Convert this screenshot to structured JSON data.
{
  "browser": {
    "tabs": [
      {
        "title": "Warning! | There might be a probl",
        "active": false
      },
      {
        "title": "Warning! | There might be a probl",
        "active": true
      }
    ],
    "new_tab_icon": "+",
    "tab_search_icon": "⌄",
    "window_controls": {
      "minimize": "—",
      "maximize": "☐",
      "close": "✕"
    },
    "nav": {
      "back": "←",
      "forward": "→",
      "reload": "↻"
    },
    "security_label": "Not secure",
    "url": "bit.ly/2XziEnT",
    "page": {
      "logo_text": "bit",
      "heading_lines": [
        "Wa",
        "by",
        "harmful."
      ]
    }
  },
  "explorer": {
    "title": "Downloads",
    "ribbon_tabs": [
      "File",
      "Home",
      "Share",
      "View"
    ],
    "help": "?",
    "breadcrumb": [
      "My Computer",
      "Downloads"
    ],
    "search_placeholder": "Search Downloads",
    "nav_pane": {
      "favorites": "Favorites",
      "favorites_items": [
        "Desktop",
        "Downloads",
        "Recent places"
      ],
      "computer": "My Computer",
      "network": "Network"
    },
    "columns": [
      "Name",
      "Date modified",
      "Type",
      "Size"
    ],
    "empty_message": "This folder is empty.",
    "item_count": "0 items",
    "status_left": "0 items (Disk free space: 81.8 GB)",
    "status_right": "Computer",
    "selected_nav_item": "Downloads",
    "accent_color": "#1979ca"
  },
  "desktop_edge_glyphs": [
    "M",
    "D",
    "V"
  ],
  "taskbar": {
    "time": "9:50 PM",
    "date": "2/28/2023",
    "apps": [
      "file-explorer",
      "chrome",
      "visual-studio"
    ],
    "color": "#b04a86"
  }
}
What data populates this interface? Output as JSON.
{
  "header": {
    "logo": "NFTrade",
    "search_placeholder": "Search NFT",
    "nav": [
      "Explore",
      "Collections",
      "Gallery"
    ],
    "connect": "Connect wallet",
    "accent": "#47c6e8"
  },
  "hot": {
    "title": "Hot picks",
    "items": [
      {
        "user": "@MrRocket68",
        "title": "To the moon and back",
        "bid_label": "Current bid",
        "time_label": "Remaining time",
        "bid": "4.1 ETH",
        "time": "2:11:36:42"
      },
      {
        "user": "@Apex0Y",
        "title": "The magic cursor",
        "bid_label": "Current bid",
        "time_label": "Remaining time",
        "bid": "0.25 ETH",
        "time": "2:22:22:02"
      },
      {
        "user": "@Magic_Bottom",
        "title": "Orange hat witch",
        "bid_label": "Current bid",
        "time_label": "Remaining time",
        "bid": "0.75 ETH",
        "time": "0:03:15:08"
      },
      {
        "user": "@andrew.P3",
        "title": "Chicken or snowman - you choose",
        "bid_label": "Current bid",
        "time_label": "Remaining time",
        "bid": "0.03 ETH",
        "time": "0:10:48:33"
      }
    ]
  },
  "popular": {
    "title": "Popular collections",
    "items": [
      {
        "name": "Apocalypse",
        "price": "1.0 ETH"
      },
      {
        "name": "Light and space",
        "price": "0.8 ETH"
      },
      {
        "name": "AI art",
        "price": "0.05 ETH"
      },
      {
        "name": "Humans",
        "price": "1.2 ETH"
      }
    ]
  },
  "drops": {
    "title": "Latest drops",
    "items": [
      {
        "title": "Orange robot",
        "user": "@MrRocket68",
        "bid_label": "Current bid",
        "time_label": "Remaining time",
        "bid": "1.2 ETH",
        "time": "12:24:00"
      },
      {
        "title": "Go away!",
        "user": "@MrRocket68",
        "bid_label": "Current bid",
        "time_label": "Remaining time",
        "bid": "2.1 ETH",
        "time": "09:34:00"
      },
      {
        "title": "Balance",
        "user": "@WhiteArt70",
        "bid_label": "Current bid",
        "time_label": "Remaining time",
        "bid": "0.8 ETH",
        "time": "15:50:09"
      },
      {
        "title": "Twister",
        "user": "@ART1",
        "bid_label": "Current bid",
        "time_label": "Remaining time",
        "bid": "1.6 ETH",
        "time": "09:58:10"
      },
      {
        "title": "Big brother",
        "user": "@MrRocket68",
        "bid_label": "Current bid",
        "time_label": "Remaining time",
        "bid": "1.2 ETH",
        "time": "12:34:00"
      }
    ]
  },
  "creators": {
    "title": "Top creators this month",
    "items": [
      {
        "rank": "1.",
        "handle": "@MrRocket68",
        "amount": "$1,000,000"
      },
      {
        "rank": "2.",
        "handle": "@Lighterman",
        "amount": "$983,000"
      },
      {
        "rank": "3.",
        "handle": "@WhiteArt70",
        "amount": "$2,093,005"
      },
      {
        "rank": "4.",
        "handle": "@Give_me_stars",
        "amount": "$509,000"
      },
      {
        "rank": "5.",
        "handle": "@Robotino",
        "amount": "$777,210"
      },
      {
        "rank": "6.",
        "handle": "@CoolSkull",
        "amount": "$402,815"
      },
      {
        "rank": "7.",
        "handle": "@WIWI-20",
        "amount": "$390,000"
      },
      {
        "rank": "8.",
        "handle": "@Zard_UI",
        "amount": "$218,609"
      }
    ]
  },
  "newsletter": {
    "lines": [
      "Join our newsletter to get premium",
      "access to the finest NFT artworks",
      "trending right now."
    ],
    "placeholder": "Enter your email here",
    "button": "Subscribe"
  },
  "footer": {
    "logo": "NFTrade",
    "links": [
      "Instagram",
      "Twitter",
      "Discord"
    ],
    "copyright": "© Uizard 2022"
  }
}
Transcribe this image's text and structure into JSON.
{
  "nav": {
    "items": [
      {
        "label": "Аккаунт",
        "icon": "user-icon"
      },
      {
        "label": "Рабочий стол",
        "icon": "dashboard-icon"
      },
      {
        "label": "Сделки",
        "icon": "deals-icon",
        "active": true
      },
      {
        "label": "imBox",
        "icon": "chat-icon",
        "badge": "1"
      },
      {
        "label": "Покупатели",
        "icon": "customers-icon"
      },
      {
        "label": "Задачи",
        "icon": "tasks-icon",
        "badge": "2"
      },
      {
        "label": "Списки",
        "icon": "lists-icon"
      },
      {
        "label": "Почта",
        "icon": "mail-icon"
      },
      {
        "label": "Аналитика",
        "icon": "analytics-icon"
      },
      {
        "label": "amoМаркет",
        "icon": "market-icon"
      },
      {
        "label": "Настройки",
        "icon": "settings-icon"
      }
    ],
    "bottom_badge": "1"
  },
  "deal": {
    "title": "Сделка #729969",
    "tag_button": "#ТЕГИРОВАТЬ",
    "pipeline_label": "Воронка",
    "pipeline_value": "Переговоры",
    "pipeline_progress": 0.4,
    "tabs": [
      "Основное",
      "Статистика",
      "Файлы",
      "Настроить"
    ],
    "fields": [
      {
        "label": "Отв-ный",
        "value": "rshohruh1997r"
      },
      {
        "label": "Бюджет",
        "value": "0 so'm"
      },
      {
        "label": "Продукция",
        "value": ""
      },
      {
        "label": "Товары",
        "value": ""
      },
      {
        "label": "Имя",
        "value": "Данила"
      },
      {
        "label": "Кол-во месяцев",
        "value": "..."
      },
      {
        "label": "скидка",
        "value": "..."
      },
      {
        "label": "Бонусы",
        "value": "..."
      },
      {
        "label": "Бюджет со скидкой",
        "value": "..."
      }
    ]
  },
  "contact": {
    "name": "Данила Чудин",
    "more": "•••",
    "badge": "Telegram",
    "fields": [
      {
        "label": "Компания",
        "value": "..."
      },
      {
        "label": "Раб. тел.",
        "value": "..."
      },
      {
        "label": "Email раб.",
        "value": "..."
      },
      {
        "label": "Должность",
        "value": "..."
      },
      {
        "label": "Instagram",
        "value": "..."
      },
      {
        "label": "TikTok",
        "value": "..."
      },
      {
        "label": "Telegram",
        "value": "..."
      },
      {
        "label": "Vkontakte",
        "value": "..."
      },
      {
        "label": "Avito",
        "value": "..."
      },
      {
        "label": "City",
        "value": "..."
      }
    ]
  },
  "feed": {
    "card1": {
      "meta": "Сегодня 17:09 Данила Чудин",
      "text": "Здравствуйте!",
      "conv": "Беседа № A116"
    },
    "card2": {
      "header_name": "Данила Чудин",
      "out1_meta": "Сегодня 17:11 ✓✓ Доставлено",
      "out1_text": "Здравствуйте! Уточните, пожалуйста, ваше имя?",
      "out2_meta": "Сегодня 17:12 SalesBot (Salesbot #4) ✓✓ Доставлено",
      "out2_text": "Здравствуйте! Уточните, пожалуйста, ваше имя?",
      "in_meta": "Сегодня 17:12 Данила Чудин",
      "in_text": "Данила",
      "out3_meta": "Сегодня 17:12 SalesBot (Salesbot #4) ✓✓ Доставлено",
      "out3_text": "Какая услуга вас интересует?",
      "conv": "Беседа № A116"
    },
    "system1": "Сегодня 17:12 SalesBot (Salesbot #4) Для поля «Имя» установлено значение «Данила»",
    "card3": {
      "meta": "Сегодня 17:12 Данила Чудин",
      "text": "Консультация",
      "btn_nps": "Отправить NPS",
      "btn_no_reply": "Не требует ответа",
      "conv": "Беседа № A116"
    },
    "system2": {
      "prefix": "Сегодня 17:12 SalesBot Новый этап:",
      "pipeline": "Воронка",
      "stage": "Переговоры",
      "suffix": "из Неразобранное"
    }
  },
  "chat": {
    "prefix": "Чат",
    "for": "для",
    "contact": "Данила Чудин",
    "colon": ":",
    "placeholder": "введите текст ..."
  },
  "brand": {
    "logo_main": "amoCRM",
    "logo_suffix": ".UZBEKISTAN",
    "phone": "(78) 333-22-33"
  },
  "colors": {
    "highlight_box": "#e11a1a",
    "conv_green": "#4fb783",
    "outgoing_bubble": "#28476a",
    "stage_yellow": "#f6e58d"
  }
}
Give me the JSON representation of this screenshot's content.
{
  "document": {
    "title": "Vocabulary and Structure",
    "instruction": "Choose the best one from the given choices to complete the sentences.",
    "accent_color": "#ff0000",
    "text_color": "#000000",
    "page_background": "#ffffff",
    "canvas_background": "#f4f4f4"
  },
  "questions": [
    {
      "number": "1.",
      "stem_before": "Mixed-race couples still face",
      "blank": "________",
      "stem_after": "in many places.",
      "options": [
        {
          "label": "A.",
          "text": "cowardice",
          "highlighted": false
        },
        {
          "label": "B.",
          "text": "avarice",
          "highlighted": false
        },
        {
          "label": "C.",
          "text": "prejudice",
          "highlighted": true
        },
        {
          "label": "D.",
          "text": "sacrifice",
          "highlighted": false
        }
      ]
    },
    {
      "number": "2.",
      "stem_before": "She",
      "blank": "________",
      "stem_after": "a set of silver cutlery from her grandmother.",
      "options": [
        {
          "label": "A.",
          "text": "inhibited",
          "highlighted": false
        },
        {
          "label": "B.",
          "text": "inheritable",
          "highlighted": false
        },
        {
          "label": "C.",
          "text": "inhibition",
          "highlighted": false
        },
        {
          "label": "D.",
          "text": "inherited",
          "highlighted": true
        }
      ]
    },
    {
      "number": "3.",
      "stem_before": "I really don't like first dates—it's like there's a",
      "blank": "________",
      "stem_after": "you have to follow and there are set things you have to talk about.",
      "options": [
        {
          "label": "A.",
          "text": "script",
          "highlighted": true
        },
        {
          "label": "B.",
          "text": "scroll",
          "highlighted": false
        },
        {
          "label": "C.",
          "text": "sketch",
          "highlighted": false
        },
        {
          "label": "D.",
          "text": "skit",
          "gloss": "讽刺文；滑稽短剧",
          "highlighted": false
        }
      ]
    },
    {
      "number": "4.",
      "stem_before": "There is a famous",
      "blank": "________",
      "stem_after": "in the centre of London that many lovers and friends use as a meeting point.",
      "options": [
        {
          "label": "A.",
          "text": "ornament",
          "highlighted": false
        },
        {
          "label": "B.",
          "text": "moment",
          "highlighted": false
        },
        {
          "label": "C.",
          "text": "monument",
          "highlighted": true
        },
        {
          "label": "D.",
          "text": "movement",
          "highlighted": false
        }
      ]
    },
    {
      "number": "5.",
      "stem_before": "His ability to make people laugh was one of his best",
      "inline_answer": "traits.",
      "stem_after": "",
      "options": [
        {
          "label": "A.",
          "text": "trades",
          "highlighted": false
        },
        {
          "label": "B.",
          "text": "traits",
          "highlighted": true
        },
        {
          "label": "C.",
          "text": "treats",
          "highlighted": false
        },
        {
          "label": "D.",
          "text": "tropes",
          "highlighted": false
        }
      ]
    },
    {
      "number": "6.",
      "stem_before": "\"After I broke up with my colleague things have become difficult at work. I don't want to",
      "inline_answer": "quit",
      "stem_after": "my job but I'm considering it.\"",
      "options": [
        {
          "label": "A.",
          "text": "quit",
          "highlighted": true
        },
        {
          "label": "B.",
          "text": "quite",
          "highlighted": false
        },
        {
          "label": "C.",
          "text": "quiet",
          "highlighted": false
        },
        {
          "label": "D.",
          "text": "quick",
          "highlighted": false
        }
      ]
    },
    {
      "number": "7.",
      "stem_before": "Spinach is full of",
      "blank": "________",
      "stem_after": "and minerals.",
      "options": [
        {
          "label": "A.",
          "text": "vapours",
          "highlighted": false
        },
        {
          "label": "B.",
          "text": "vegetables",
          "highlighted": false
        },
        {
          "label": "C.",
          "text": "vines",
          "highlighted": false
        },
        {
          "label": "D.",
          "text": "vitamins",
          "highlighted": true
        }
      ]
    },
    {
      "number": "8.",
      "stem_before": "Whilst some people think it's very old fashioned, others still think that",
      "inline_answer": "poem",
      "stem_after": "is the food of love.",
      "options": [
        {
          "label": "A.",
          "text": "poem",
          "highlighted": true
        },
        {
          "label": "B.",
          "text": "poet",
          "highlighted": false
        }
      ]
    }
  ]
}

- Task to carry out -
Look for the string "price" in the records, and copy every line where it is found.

- Response area -
        "price": "1.0 ETH"
        "price": "0.8 ETH"
        "price": "0.05 ETH"
        "price": "1.2 ETH"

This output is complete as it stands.